When business is slow due to a bad economy, share what’s happening at your company.
- Showcase the personality of your team members, which boosts morale.
- Share success stories from your customers.
- Cross promote content from your blog and email newsletters.
- Be consistent with your social media posting.
You’ll generate more interaction, engagement and connections by following the steps above.
93% of customers read reviews before purchasing a product [source]. Businesses displaying ratings and reviews experience average revenue uplifts of around 18% [source].
The beauty of getting online reviews is that it can be done for free. You can reach out to current and past customers and ask them to leave a review.
We implemented this tactic for DermWarehouse. We were getting a lot of product reviews but there were little reviews on Google. We started reaching out to customers who left a positive review for us via TrustPilot. Within 6-months, we obtained over 100 positive reviews.
Being proactive with your reviews is a marketing tactic that will yield a long-term ROI.
There are paid services for review management to help with sending text messages and automating emails. If you have a lot of customers, you may want to consider this option.
What to cut from a marketing budget
There are a lot of articles you’ll come across that say you shouldn’t scale back marketing during a recession.
I agree that marketing shouldn’t be cut completely, but there are areas where you can scale back, especially if you are losing business and having trouble paying the bills.
A recession is a good time to trim fat and improve operations and campaign performance.
Below are some ways I recommend auditing your marketing and advertising performance.
Below are ways I like to audit advertising performance.
- How much are you spending per channel?
- How many conversions are you generating per channel and what’s your cost per acquisition?
- Are you seeing a lower conversion rate during tough economic times compared to the previous year?
- Is the ad creative fresh and relevant to reflect the tough economic times?
I don’t recommend cutting ad spend completely. If there are opportunities to scale back on poor performing channels, this is a good practice. You may also consider putting more money towards top performing channels. It’s never a bad time to improve the structure and set-up of each advertising account as well. Once you audit your performance, you will likely see that there is a good amount of fat to be trimmed and this will only help you in the long run.
Marketing Agency & Employee Performance
During a recession, having a component marketer is more important than any other time. They need to navigate your business through the choppy waters.
If you have an agency or employee, their performance should be audited to ensure they are delivering results to justify their fee/salary.
It can be challenging to deliver strong results during tough times.
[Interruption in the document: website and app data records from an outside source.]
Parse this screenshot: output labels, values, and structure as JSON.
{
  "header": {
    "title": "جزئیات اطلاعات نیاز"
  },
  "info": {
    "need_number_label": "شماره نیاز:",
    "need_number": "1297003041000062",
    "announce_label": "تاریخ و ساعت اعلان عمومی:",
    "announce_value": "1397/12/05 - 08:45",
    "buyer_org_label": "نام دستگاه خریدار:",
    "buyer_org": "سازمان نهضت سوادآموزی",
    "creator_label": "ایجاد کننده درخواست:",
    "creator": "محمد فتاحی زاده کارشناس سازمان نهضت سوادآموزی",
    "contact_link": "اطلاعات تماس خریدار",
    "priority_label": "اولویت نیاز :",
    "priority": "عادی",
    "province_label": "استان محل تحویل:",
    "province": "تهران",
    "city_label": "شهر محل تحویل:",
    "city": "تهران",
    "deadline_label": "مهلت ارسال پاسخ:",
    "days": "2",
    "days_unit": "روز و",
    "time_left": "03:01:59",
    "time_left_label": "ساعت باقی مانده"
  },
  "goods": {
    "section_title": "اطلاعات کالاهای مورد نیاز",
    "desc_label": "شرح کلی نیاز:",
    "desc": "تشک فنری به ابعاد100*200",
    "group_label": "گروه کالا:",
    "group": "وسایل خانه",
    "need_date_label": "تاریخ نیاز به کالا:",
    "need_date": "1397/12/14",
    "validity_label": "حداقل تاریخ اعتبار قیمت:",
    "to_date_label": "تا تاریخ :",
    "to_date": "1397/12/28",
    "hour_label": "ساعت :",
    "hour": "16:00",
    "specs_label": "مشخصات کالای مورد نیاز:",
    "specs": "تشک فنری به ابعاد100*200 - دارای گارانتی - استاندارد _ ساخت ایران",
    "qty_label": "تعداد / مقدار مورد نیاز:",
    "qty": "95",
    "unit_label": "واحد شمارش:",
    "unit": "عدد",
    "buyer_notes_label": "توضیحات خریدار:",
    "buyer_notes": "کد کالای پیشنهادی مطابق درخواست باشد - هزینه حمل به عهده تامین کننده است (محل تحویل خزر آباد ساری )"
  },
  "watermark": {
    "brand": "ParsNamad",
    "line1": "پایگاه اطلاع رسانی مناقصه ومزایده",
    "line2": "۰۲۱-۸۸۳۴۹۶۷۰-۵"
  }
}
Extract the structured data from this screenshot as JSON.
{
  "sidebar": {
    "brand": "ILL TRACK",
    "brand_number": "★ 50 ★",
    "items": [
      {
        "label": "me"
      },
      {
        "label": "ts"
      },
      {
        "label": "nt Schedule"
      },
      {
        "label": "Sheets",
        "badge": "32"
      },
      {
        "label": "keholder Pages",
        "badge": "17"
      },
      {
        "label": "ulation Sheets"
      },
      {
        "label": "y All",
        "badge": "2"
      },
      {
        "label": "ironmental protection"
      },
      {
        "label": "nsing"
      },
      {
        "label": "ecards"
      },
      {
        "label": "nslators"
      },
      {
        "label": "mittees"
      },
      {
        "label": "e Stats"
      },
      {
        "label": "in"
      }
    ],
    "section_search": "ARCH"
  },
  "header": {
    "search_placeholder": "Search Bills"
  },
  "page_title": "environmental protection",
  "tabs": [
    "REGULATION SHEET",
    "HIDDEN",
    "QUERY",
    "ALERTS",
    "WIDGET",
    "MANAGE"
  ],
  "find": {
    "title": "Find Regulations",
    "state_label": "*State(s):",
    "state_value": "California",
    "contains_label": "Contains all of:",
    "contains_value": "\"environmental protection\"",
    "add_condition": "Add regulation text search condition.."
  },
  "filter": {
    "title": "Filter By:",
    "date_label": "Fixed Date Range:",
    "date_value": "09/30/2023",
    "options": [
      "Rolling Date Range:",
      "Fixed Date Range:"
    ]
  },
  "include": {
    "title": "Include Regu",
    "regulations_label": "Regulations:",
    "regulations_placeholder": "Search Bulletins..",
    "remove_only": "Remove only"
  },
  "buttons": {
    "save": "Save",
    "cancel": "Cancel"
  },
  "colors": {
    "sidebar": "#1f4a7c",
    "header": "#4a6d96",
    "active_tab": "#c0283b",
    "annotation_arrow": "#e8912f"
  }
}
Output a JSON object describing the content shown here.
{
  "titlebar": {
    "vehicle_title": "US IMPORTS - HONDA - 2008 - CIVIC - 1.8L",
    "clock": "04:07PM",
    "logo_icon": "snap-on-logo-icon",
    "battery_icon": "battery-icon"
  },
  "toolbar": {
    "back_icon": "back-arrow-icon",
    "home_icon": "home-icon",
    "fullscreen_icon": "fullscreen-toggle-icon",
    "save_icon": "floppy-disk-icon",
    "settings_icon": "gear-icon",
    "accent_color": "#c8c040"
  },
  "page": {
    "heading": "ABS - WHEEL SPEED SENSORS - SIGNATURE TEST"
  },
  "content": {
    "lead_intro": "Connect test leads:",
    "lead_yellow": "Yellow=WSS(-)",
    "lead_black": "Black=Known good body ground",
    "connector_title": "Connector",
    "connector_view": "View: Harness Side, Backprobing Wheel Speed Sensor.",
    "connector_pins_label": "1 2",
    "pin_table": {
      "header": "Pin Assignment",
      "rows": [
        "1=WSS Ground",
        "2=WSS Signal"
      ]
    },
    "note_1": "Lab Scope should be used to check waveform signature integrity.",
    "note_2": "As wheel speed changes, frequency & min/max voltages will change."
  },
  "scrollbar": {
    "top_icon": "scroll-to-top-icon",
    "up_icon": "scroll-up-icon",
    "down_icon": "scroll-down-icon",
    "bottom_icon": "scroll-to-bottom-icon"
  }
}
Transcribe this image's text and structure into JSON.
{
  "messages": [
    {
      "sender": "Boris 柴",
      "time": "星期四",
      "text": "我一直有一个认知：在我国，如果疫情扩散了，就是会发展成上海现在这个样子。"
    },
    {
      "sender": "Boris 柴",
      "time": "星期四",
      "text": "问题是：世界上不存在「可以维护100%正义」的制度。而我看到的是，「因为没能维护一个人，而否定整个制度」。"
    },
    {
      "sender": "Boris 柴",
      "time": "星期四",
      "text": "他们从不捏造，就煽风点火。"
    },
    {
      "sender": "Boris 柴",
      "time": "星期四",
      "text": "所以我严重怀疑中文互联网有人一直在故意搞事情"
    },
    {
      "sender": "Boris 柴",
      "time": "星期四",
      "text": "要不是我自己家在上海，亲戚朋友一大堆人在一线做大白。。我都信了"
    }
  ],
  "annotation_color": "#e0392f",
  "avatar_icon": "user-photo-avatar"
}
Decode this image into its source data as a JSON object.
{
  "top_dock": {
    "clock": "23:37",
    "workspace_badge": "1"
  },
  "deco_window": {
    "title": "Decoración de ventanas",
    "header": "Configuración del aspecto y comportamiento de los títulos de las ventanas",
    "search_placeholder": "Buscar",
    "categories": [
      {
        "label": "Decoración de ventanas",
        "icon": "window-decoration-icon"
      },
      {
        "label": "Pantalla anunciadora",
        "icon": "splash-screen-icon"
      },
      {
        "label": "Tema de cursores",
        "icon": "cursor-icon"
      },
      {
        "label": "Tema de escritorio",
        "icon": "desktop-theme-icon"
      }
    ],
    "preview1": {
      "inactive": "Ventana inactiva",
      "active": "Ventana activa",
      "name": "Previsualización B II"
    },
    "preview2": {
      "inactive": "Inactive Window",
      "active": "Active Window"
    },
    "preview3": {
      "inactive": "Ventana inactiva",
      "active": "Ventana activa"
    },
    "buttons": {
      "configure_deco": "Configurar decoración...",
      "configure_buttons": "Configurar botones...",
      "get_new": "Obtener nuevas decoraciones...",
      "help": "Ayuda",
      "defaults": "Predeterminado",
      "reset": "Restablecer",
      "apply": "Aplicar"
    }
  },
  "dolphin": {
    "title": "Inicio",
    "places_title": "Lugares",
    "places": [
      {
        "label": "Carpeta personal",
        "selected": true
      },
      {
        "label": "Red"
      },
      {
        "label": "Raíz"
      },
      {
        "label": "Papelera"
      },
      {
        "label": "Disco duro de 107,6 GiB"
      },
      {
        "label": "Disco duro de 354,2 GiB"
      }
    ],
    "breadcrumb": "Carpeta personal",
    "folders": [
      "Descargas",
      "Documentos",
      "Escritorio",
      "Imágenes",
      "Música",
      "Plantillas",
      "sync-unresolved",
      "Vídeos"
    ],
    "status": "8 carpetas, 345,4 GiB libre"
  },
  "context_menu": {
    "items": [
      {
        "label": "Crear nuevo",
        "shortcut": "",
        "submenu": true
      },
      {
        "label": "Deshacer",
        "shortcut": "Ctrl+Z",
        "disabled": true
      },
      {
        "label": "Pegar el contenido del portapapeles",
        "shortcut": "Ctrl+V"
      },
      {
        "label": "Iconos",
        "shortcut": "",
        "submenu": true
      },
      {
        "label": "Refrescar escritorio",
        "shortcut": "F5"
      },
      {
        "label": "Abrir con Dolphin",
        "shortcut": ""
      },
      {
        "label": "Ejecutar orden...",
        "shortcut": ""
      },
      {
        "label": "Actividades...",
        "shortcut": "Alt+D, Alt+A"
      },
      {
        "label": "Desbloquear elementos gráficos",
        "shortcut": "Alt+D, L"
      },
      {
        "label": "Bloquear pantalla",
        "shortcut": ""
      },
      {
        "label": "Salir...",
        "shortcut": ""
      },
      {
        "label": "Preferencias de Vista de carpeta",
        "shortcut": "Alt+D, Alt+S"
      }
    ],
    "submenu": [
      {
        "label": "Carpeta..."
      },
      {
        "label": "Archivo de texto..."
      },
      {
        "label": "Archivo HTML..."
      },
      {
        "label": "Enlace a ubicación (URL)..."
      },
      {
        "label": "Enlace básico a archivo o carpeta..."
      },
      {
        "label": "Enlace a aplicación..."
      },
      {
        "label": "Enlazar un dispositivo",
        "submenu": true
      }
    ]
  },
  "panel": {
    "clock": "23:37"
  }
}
There should still be an explanation for what’s working, what’s not working and why. All of the tasks they’re working on should be evaluated to ensure they align with business objectives and make sense for the situation.
Low Performing Channels
If you are paying someone to perform SEO or social media and are questioning the performance results, this service should be audited. What I recommended investing in during a recession was intended to be handled in-house to save on expenses. If the results aren’t justified, audit this just like you would anything else in your business.
- There are ample marketing opportunities during a recession.
- Don’t completely cut your marketing and advertising budget, instead, scale down and reallocate depending on performance.
- Focus on the most important and profitable services during a recession.
- Audit the performance of your team and vendors as this is a healthy tactic.
- Investing in marketing and advertising will keep your sales pipeline in-tact so there are leads and new business coming through the door.